A week ago, the National Green Tribunal (NGT) directed the Jammu and Kashmir government to deposit Rs 35 crore as penalty after it determined that local authorities had failed to treat the liquid waste entering the river. The NGT’s order also noted the lack of good governance and determination within the government.
“Are there insurmountable difficulties for State authorities or lack of will and determination? We find it difficult to believe the first. In our view, it is lack of good governance and determination responsible for the situation which needs to be remedied soonest…”
Similarly, on October 19, the Supreme Court pulled up the Jammu and Kashmir government for dumping municipal solid waste near the banks of Wular lake in Bandipora, which is a Ramsar wetland (i.e. a wetland of international importance). The bench of Justices Ajay Rastogi and C.T. Ravikumar dismissed an appeal by the Bandipora municipal committee and slapped a fine of Rs 64 lakh on the pollution control committee.
The apex court order noted:
“Is it the way you deal with matters? Is it the consciousness of your state? You cannot play with the lives of the people. Deposit the fine.”
The Doodh Ganga had clear water around two decades ago but is murky with pollutants today. That is why the stream has come to be called Doodh Ganga; ‘doodh’ is Hindi for ‘milk’. I spent my childhood learning to swim in its waters; today, it is not available for my son to do so.
When the government didn’t clean the Doodh Ganga, I moved the petition before the NGT in September 2021. The tribunal issued a notice to the Indian government in October the same year and, on March 8, 2022, imposed a penalty of Rs 3 crore. And now, the NGT has imposed a larger penalty of Rs 35 crore.
This is the largest penalty of its kind imposed thus far in Kashmir, for not controlling water pollution. Doodh Ganga today is indistinguishable from a large drain.
The national government likes to call Kashmir the ‘crown of India’. If Kashmir is the crown, water bodies like Dal lake, the Jhelum river, the Doodh Ganga and Wular lake are its jewels. And it is the moral responsibility of the government to restore them to their original glory.

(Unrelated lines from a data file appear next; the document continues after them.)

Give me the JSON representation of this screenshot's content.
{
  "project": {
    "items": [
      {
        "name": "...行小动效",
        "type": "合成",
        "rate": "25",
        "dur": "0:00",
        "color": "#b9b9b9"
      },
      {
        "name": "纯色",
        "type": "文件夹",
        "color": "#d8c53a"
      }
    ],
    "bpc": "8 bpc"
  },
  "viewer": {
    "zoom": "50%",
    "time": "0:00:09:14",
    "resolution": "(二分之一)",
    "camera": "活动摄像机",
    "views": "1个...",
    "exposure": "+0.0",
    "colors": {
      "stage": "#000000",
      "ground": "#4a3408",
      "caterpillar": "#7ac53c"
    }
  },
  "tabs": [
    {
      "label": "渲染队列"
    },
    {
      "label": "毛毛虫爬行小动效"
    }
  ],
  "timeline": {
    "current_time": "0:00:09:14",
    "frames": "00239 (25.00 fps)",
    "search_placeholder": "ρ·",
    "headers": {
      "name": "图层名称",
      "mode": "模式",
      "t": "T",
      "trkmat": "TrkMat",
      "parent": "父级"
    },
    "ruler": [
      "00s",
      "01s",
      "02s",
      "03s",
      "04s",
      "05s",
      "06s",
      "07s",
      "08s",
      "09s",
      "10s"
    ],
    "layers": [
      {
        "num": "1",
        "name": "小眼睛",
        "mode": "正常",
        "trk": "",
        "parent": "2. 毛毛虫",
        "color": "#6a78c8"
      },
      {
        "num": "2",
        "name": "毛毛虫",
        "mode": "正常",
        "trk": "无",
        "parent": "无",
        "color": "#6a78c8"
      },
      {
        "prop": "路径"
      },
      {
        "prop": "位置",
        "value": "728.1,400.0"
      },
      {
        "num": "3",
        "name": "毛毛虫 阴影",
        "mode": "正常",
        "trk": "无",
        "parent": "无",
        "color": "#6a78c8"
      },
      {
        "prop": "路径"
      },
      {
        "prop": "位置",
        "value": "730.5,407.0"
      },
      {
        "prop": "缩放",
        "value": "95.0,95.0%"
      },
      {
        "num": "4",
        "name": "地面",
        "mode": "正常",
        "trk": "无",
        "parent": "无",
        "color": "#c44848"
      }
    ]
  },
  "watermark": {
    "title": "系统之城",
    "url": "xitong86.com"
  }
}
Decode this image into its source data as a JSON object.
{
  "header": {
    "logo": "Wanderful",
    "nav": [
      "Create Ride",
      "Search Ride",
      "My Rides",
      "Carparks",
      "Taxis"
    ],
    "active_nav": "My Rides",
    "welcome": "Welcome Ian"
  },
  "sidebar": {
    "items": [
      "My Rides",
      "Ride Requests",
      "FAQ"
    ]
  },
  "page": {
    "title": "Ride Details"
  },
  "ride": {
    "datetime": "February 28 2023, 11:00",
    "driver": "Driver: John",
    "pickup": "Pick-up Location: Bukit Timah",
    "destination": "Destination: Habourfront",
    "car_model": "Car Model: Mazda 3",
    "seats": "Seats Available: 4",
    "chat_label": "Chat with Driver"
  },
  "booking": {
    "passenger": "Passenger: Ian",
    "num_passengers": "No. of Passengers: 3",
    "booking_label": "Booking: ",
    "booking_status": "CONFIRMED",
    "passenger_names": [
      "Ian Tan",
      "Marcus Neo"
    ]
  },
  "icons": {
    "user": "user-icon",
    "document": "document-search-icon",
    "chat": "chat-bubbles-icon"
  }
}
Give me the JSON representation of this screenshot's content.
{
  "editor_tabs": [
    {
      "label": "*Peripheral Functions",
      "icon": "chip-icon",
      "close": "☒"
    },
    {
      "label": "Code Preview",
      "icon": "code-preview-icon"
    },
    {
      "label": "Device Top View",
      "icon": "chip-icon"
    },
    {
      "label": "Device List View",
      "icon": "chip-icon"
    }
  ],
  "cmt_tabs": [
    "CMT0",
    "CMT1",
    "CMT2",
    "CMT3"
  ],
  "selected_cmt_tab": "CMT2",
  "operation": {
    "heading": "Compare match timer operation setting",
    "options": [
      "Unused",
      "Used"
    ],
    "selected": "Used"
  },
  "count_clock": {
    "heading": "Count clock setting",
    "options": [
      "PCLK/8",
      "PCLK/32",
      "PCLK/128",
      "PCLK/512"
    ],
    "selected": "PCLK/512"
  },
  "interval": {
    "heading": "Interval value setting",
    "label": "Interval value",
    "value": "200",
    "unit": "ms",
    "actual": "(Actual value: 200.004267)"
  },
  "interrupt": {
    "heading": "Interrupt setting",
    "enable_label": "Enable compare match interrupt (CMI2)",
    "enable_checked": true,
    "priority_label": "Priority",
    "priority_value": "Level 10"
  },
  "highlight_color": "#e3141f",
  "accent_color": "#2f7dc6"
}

Raja Muzaffar Bhat is an Acumen Fellow and a Srinagar-based activist, writer and independent researcher.